[Dataset records]
>>
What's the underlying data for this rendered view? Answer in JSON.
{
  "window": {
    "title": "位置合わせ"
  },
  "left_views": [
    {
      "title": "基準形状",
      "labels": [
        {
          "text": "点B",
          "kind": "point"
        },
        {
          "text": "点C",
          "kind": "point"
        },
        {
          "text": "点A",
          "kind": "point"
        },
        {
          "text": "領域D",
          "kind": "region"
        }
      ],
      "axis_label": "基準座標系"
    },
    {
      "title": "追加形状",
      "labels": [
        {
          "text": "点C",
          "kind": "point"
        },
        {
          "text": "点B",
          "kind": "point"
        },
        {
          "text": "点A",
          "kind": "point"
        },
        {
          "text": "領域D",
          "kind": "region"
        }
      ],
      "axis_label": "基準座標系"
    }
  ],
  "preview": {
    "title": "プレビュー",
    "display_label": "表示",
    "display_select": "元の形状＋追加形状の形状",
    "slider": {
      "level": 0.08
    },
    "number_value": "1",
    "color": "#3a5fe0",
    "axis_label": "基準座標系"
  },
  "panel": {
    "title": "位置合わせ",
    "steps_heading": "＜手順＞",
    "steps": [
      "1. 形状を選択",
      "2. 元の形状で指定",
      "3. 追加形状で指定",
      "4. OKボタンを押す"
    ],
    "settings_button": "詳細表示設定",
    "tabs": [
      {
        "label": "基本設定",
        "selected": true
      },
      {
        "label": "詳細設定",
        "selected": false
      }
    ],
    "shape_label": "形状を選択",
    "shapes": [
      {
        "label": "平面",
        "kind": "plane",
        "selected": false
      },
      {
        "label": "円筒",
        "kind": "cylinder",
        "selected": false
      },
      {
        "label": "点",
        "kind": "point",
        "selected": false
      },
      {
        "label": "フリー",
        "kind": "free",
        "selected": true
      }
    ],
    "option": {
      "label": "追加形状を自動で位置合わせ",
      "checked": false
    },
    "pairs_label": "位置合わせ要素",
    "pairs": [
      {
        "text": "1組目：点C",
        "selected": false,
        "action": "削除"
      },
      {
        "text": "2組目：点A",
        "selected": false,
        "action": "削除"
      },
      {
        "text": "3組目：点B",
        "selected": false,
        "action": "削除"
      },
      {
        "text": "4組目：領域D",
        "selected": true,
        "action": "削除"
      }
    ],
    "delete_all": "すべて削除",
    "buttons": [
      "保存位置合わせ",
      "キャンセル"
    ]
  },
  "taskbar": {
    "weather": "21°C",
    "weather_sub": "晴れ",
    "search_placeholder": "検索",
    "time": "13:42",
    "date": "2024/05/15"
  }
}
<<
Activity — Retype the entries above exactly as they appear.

Reply —
What's the underlying data for this rendered view? Answer in JSON.
{
  "window": {
    "title": "位置合わせ"
  },
  "left_views": [
    {
      "title": "基準形状",
      "labels": [
        {
          "text": "点B",
          "kind": "point"
        },
        {
          "text": "点C",
          "kind": "point"
        },
        {
          "text": "点A",
          "kind": "point"
        },
        {
          "text": "領域D",
          "kind": "region"
        }
      ],
      "axis_label": "基準座標系"
    },
    {
      "title": "追加形状",
      "labels": [
        {
          "text": "点C",
          "kind": "point"
        },
        {
          "text": "点B",
          "kind": "point"
        },
        {
          "text": "点A",
          "kind": "point"
        },
        {
          "text": "領域D",
          "kind": "region"
        }
      ],
      "axis_label": "基準座標系"
    }
  ],
  "preview": {
    "title": "プレビュー",
    "display_label": "表示",
    "display_select": "元の形状＋追加形状の形状",
    "slider": {
      "level": 0.08
    },
    "number_value": "1",
    "color": "#3a5fe0",
    "axis_label": "基準座標系"
  },
  "panel": {
    "title": "位置合わせ",
    "steps_heading": "＜手順＞",
    "steps": [
      "1. 形状を選択",
      "2. 元の形状で指定",
      "3. 追加形状で指定",
      "4. OKボタンを押す"
    ],
    "settings_button": "詳細表示設定",
    "tabs": [
      {
        "label": "基本設定",
        "selected": true
      },
      {
        "label": "詳細設定",
        "selected": false
      }
    ],
    "shape_label": "形状を選択",
    "shapes": [
      {
        "label": "平面",
        "kind": "plane",
        "selected": false
      },
      {
        "label": "円筒",
        "kind": "cylinder",
        "selected": false
      },
      {
        "label": "点",
        "kind": "point",
        "selected": false
      },
      {
        "label": "フリー",
        "kind": "free",
        "selected": true
      }
    ],
    "option": {
      "label": "追加形状を自動で位置合わせ",
      "checked": false
    },
    "pairs_label": "位置合わせ要素",
    "pairs": [
      {
        "text": "1組目：点C",
        "selected": false,
        "action": "削除"
      },
      {
        "text": "2組目：点A",
        "selected": false,
        "action": "削除"
      },
      {
        "text": "3組目：点B",
        "selected": false,
        "action": "削除"
      },
      {
        "text": "4組目：領域D",
        "selected": true,
        "action": "削除"
      }
    ],
    "delete_all": "すべて削除",
    "buttons": [
      "保存位置合わせ",
      "キャンセル"
    ]
  },
  "taskbar": {
    "weather": "21°C",
    "weather_sub": "晴れ",
    "search_placeholder": "検索",
    "time": "13:42",
    "date": "2024/05/15"
  }
}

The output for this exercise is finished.